▸ ACTIVITY: Give the count of lines in the records below that contain "data", with no other words.

▸ GIVEN RECORDS:
--- START ---

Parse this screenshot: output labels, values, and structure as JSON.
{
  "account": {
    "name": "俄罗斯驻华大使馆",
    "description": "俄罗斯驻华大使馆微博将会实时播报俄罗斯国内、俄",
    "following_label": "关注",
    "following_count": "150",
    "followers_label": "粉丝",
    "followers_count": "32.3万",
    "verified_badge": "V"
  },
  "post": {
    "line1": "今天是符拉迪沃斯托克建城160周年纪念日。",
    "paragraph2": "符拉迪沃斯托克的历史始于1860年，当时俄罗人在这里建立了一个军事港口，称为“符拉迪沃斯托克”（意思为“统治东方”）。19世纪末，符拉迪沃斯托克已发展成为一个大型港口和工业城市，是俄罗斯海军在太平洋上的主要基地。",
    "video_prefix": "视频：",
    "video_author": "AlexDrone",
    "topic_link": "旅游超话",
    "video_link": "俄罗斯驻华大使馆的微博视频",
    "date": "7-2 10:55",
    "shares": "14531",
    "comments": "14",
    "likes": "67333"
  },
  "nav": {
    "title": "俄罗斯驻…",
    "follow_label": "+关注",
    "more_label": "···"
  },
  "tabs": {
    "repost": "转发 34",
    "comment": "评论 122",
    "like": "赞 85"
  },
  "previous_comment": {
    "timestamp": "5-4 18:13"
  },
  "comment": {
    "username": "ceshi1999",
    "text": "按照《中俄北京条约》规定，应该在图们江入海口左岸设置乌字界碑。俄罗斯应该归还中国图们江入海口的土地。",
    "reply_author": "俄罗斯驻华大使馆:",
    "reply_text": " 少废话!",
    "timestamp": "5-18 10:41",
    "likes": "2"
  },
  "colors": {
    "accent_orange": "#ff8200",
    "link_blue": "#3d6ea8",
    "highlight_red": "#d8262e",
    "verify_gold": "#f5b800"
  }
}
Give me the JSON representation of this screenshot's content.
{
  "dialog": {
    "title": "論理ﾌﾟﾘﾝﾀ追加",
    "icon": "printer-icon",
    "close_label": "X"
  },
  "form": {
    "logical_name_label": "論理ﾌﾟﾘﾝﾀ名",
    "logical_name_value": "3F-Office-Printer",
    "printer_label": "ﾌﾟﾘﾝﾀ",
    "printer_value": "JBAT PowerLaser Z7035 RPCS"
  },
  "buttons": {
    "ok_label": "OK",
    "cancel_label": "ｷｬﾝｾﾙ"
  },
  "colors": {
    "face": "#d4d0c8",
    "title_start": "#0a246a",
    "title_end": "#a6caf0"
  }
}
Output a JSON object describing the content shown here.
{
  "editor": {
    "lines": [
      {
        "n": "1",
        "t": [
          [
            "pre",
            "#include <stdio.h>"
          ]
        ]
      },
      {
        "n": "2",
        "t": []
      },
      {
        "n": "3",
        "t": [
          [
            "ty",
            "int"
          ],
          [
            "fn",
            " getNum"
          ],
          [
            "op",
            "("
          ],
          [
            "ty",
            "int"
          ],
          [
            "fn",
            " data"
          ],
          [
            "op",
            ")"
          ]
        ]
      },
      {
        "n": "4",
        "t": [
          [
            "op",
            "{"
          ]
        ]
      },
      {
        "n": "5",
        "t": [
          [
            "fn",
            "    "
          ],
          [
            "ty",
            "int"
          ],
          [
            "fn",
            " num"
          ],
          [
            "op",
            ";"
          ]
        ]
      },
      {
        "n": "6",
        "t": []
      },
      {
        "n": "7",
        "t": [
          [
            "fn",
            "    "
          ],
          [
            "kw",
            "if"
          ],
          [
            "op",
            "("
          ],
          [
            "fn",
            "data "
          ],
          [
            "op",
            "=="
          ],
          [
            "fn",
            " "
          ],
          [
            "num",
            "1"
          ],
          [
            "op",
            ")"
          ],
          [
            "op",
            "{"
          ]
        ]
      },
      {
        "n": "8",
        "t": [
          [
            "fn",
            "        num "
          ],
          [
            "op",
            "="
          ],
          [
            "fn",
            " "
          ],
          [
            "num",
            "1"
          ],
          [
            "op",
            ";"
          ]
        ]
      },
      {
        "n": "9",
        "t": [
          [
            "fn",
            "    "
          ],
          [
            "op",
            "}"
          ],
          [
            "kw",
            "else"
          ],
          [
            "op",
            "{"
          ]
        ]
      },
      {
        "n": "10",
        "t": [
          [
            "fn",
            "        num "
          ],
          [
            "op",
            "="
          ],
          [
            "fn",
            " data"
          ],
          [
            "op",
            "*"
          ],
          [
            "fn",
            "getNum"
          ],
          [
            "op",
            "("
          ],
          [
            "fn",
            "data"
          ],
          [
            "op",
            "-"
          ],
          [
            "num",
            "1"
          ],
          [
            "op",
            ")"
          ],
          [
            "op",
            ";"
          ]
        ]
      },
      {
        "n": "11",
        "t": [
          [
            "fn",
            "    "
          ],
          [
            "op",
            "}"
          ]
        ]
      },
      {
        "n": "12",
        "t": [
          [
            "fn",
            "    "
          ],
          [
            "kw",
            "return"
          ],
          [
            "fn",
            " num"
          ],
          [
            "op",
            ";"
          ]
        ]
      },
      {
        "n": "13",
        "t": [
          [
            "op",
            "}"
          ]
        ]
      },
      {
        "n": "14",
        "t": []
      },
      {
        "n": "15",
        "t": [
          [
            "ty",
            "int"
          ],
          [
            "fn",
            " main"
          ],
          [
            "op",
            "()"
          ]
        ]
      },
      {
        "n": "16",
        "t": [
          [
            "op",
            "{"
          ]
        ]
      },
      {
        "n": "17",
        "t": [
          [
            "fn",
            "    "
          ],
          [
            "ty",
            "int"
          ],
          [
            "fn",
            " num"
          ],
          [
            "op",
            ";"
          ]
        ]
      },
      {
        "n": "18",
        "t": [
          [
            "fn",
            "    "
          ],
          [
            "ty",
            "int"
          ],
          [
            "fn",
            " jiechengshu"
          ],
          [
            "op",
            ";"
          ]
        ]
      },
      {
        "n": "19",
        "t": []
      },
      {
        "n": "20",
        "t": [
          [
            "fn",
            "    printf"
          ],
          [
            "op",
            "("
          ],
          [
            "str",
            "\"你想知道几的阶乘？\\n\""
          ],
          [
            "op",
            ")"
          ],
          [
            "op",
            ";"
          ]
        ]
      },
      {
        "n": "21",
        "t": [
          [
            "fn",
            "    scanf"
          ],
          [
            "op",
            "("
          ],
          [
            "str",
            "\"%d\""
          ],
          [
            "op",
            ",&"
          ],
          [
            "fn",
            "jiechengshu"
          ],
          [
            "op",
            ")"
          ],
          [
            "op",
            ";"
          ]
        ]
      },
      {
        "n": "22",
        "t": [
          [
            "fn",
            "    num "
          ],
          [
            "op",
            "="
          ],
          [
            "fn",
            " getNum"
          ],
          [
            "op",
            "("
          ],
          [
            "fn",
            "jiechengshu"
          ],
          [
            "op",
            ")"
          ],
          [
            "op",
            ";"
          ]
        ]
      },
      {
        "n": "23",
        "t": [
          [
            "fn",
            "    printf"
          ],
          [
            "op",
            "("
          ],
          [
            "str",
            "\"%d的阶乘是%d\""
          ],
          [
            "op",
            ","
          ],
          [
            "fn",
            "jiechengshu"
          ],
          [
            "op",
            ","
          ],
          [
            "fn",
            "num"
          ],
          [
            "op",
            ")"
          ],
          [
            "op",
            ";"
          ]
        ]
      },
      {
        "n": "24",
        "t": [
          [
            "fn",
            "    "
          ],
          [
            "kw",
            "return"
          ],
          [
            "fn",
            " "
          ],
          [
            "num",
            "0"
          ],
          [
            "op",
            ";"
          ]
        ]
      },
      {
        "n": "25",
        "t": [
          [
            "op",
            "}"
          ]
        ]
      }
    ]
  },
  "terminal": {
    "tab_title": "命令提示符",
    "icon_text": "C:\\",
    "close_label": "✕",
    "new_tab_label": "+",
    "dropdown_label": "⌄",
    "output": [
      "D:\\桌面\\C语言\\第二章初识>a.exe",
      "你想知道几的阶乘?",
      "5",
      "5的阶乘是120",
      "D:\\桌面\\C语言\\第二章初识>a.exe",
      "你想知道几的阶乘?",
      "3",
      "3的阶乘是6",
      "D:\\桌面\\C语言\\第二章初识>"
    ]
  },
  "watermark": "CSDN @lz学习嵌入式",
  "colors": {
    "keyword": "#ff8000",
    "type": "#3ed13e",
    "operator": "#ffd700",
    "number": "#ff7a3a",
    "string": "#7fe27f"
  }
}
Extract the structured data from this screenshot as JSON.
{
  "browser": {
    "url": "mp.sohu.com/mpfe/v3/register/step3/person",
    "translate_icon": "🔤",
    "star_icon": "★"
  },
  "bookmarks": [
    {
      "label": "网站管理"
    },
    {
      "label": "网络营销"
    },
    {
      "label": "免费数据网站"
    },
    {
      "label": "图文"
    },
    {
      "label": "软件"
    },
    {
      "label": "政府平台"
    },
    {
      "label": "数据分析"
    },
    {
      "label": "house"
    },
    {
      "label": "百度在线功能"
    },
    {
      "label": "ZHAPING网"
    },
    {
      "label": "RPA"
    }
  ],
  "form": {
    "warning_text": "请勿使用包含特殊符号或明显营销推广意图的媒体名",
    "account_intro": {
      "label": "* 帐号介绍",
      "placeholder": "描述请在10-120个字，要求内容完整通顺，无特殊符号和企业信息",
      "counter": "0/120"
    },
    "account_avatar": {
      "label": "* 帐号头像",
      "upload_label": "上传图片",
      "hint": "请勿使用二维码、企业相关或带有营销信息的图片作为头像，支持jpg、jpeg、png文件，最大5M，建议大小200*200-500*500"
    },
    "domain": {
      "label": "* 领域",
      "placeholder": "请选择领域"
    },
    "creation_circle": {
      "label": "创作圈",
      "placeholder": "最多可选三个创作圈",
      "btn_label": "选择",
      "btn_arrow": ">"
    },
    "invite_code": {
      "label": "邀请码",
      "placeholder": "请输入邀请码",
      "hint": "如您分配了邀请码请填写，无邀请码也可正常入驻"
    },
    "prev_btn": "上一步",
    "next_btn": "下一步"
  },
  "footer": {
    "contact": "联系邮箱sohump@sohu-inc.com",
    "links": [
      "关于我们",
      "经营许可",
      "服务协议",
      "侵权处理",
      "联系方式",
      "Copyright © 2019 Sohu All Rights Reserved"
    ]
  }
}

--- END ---

▸ PROBLEM SOLUTION: 5